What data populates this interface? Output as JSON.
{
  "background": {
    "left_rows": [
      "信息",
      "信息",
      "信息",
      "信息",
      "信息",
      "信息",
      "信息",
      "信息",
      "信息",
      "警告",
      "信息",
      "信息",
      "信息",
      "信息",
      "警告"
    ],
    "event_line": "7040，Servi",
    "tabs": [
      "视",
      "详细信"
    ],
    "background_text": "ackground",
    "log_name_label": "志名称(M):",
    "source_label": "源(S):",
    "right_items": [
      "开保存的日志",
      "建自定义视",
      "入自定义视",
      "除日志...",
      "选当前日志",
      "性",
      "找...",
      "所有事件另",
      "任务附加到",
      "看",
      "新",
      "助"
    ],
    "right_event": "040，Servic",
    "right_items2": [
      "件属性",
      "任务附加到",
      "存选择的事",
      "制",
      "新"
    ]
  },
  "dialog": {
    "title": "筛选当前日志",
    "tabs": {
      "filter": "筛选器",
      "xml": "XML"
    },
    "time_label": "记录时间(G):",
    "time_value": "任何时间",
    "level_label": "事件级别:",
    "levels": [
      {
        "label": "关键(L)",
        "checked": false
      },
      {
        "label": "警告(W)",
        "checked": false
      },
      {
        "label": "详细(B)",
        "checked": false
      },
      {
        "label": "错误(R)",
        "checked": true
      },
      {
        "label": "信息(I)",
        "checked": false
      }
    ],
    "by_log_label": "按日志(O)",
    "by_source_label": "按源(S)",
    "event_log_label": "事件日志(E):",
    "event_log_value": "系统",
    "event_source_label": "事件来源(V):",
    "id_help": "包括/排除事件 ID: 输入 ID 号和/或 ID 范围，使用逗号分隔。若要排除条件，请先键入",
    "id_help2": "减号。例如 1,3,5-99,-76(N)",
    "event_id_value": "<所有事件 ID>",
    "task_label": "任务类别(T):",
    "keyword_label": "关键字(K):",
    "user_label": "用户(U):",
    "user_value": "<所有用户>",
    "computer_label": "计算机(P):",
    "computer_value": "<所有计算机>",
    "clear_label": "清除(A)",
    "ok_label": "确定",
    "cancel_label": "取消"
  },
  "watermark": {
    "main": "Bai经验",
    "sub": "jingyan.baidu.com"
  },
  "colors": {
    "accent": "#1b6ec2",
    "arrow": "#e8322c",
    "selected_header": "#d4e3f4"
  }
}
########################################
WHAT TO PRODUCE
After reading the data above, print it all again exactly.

ANSWER SECTION
What data populates this interface? Output as JSON.
{
  "background": {
    "left_rows": [
      "信息",
      "信息",
      "信息",
      "信息",
      "信息",
      "信息",
      "信息",
      "信息",
      "信息",
      "警告",
      "信息",
      "信息",
      "信息",
      "信息",
      "警告"
    ],
    "event_line": "7040，Servi",
    "tabs": [
      "视",
      "详细信"
    ],
    "background_text": "ackground",
    "log_name_label": "志名称(M):",
    "source_label": "源(S):",
    "right_items": [
      "开保存的日志",
      "建自定义视",
      "入自定义视",
      "除日志...",
      "选当前日志",
      "性",
      "找...",
      "所有事件另",
      "任务附加到",
      "看",
      "新",
      "助"
    ],
    "right_event": "040，Servic",
    "right_items2": [
      "件属性",
      "任务附加到",
      "存选择的事",
      "制",
      "新"
    ]
  },
  "dialog": {
    "title": "筛选当前日志",
    "tabs": {
      "filter": "筛选器",
      "xml": "XML"
    },
    "time_label": "记录时间(G):",
    "time_value": "任何时间",
    "level_label": "事件级别:",
    "levels": [
      {
        "label": "关键(L)",
        "checked": false
      },
      {
        "label": "警告(W)",
        "checked": false
      },
      {
        "label": "详细(B)",
        "checked": false
      },
      {
        "label": "错误(R)",
        "checked": true
      },
      {
        "label": "信息(I)",
        "checked": false
      }
    ],
    "by_log_label": "按日志(O)",
    "by_source_label": "按源(S)",
    "event_log_label": "事件日志(E):",
    "event_log_value": "系统",
    "event_source_label": "事件来源(V):",
    "id_help": "包括/排除事件 ID: 输入 ID 号和/或 ID 范围，使用逗号分隔。若要排除条件，请先键入",
    "id_help2": "减号。例如 1,3,5-99,-76(N)",
    "event_id_value": "<所有事件 ID>",
    "task_label": "任务类别(T):",
    "keyword_label": "关键字(K):",
    "user_label": "用户(U):",
    "user_value": "<所有用户>",
    "computer_label": "计算机(P):",
    "computer_value": "<所有计算机>",
    "clear_label": "清除(A)",
    "ok_label": "确定",
    "cancel_label": "取消"
  },
  "watermark": {
    "main": "Bai经验",
    "sub": "jingyan.baidu.com"
  },
  "colors": {
    "accent": "#1b6ec2",
    "arrow": "#e8322c",
    "selected_header": "#d4e3f4"
  }
}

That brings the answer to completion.